The serum resistance-associated gene as a diagnostic tool for the detection of Trypanosoma brucei rhodesiense.

TitleThe serum resistance-associated gene as a diagnostic tool for the detection of Trypanosoma brucei rhodesiense.
Publication TypeJournal Article
Year of Publication2002
AuthorsRadwanska, M., M. Chamekh, L. Vanhamme, F. Claes, S. Magez, E. Magnus, P. De Baetselier, P. B├╝scher, and E. Pays
JournalAm J Trop Med Hyg
Volume67
Issue6
Pagination684-90
Date Published2002 Dec
ISSN0002-9637
KeywordsAmino Acid Sequence, Animals, Base Sequence, Blood, DNA Primers, Gene Expression, Humans, Membrane Glycoproteins, Molecular Sequence Data, Polymerase Chain Reaction, Protozoan Proteins, Trypanosoma brucei rhodesiense, Trypanosomiasis, African, Variant Surface Glycoproteins, Trypanosoma
Abstract

In the search for new diagnostic methods that would distinguish Trypanosoma brucei rhodesiense from T. b. brucei and T. b. gambiense, we have developed two polymerase chain reaction (PCR) primer sets. The first primer set was derived from the serum resistance-associated (SRA) gene of T. b. rhodesiense that confers resistance to lysis by normal human serum (NHS). The specificity of the SRA-based PCR was tested on 97 different trypanosome populations originating from various taxonomic groups, host species, and geographic regions. Only one of 25 T. b. rhodesiense samples was negative in this PCR, and none of 72 other samples were positive in this assay. Interestingly, a reference T. brucei strain (TREU927/4) currently used for genome sequencing was negative for the SRA gene; however, this strain was resistant to lysis by NHS. The second primer set was derived from a specific variant surface glycoprotein (VSG) expression site where the SRA gene is expressed (R-ES). This primer set identified the strain as T. b. rhodesiense in 17 of 17 SRA gene-positive strains in which it was tested.

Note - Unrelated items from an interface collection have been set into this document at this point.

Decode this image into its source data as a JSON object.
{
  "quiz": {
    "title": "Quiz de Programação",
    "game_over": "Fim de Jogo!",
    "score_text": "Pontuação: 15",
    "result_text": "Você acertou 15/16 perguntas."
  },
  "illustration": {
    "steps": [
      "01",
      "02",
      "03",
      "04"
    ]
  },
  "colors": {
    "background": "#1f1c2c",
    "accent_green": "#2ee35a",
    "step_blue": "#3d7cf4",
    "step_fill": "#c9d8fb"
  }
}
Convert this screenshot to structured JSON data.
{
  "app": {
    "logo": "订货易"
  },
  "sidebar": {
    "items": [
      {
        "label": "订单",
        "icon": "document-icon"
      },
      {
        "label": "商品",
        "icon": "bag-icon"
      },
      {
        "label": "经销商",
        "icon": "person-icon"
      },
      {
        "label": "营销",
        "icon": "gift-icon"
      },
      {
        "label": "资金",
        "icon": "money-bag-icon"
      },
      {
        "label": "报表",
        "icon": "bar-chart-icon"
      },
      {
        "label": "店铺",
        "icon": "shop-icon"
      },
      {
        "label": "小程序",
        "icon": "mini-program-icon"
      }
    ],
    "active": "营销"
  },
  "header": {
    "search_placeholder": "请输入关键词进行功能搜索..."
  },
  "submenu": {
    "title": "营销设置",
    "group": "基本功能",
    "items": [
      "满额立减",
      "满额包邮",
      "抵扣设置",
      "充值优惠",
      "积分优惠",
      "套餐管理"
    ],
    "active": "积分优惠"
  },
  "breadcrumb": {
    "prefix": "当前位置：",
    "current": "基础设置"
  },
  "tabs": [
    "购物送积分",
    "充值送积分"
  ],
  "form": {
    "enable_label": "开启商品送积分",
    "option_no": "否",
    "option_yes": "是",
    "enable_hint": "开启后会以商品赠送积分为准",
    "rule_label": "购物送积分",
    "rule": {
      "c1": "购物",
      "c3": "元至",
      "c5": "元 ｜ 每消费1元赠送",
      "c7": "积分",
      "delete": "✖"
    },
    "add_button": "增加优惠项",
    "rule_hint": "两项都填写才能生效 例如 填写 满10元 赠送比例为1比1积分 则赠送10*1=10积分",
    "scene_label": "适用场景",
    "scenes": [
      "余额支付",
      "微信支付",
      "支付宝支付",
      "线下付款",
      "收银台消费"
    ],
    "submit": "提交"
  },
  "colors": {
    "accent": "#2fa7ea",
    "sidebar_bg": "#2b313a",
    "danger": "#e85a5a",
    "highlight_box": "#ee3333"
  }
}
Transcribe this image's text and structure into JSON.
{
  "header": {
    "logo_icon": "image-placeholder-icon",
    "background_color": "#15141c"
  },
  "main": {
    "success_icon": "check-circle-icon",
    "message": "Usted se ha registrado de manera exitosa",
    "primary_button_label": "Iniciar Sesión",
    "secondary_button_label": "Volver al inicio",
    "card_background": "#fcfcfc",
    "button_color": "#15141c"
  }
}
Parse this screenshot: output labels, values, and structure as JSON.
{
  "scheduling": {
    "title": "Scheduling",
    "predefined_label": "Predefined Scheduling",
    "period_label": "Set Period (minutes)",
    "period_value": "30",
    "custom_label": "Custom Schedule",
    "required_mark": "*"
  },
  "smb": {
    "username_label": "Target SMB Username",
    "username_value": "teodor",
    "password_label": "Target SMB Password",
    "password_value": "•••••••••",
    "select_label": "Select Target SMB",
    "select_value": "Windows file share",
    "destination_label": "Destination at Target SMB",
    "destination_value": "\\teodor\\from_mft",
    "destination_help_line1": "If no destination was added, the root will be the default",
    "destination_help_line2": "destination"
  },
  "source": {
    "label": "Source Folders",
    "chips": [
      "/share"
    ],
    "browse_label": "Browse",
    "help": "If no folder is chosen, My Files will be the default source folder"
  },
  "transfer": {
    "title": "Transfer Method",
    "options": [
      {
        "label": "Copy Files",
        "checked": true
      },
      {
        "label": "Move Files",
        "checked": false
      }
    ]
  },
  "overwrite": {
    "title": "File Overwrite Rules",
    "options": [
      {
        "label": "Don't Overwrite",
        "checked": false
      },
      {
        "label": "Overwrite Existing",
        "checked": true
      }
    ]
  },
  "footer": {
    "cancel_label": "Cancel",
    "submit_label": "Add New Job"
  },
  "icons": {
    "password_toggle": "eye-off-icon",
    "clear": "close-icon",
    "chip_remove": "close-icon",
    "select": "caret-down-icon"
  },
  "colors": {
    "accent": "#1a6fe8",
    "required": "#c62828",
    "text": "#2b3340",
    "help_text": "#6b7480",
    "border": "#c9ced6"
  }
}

These data strongly suggest that expression of the SRA gene is generally involved in resistance to lysis by NHS in T. b. rhodesiense strains.

Alternate JournalAm. J. Trop. Med. Hyg.
PubMed ID12518862